Appellants also argue that the hospitals' policy violates the Fourteenth Amendment because it deprives former mental patients of liberty without due process of law. They claim that since the policy against unrestricted disclosure is in part based on the fear that such disclosure could have an adverse effect on the patient, see note 2 supra, the refusal by the hospitals to grant Mrs. Gotkin access to her records stigmatizes her as mentally ill, although she is now sane and competent.
We agree that the due process clause applies not only when one's physical liberty is threatened but also "[w]here a person's good name, reputation, honor, or integrity is at stake." Wisconsin v. Constantineau, 400 U.S. 433, 437, 91 S.Ct. 507, 510, 27 L.Ed.2d 515 (1971), quoted in Board of Regents of State Colleges v. Roth, supra 408 U.S. at 573, 92 S.Ct. 2701. However, the contention that Mrs. Gotkin is being stigmatized by the hospitals is without merit. No one has branded her as mentally ill or otherwise incompetent. Compare Wisconsin v. Constantineau, supra 400 U.S. at 437, 91 S.Ct. 507; Lombard v. Board of Education, 502 F.2d 631, 637 (2d Cir. 1974). Mrs. Gotkin has no valid claim of deprivation of liberty under the Fourteenth Amendment.
Nor do we find merit in appellants' contention that the hospitals' refusal to disclose Mrs. Gotkin's records violated her right to privacy and control over her own body. This is not a case such as Canterbury v. Spence, 150 U.S. App.D.C. 263, 464 F.2d 772, cert. denied, 409 U.S. 1064, 93 S.Ct. 560, 34 L.Ed.2d 518 (1972), cited by appellants, in which a physician allegedly failed to disclose the risks which were involved in the course of treatment which he had prescribed. Mrs. Gotkin is not undergoing or contemplating treatment. She alleges that she wants the records to help her in the publication of her book, not to evaluate her medical condition. No serious interest in privacy or control over one's body is at issue.

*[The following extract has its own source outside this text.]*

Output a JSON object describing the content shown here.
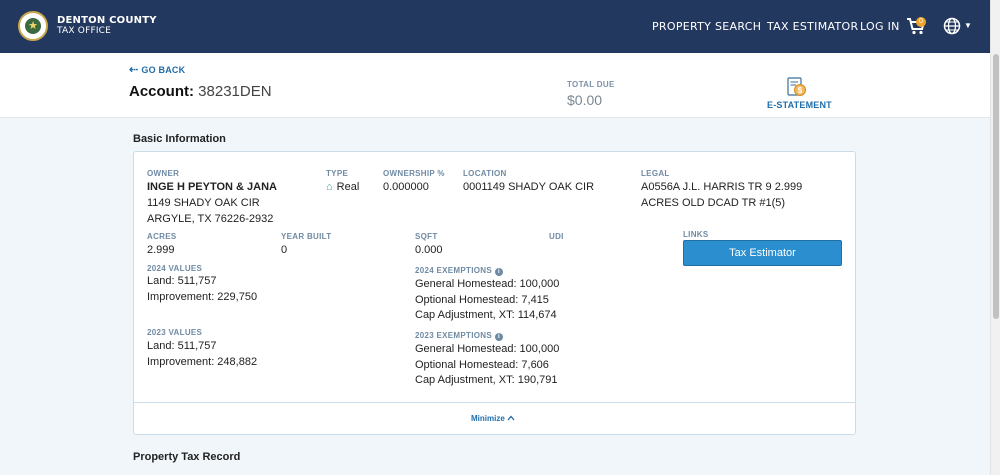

We also find no merit in the argument that the Fourth Amendment guarantee against unreasonable searches and seizures is relevant to this case. See 379 F.Supp. at 863.
Finally, appellants argue that summary judgment should not have been granted because material issues of fact are still at issue. They contest the claims of the hospitals that patients may obtain access to their records through a designated physician. Appellants also argue that even if such a policy is followed, it is not needed to protect patients or third parties, as the hospitals contend.
We agree with the district court that the defendants were entitled to summary judgment regardless of the outcome of these factual disputes. See 379 F.Supp. at 868-69. Plaintiffs in this action sought nothing short of unrestricted, direct access to Mrs. Gotkin's records. See note 2 supra. They failed to establish a constitutional basis for this claim, and it was therefore unnecessary for the district court to judge the wisdom of the hospitals' screening procedures or to decide if those procedures were properly administered.